▶ [Brief]:
From the data below, tally each line that has "label" in it, then give that tally without comment.

▶ [Data to examine]:
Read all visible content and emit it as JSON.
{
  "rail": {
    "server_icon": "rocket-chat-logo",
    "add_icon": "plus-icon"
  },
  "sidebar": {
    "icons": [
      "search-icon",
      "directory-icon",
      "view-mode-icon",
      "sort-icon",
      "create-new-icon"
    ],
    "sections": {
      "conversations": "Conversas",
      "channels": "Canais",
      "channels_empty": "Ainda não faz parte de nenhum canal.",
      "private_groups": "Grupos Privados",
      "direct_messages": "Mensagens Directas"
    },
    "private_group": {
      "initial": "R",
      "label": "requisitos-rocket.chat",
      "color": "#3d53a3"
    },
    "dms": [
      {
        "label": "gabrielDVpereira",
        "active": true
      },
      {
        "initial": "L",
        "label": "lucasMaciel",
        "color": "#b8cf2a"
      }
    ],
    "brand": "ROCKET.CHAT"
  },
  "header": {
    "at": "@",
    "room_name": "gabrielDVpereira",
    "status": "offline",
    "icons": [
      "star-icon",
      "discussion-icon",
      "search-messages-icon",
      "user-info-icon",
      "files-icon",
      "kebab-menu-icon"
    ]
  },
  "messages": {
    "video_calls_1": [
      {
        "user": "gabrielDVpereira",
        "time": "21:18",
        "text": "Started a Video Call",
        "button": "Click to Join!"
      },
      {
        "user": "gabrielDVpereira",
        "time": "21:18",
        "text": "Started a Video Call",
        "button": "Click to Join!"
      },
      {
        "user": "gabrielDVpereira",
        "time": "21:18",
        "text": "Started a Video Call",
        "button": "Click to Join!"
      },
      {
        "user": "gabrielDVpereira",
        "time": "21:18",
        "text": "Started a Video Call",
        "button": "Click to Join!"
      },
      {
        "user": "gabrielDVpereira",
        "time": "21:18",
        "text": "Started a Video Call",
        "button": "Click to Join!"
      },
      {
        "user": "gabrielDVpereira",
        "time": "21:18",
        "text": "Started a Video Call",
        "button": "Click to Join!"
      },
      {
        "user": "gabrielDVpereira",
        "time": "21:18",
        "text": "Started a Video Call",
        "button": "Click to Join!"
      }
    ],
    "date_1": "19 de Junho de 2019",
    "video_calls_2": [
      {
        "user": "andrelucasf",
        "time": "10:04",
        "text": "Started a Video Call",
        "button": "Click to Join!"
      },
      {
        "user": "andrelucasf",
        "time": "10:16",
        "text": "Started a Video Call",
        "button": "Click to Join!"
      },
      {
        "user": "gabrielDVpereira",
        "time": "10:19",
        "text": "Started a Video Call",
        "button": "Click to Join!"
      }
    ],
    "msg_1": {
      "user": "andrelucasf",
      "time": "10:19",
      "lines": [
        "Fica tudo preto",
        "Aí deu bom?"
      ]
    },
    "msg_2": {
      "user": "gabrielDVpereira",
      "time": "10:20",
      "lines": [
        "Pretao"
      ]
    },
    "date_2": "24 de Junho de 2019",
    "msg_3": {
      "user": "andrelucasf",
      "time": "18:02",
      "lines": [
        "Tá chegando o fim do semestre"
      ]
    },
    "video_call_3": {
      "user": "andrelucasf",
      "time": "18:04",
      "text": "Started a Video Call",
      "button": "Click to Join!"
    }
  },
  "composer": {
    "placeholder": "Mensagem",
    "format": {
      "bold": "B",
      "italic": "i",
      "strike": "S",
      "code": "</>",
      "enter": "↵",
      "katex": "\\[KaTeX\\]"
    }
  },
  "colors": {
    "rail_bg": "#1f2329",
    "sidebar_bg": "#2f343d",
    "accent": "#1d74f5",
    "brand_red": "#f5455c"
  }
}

▶ [Response for this exercise]:
3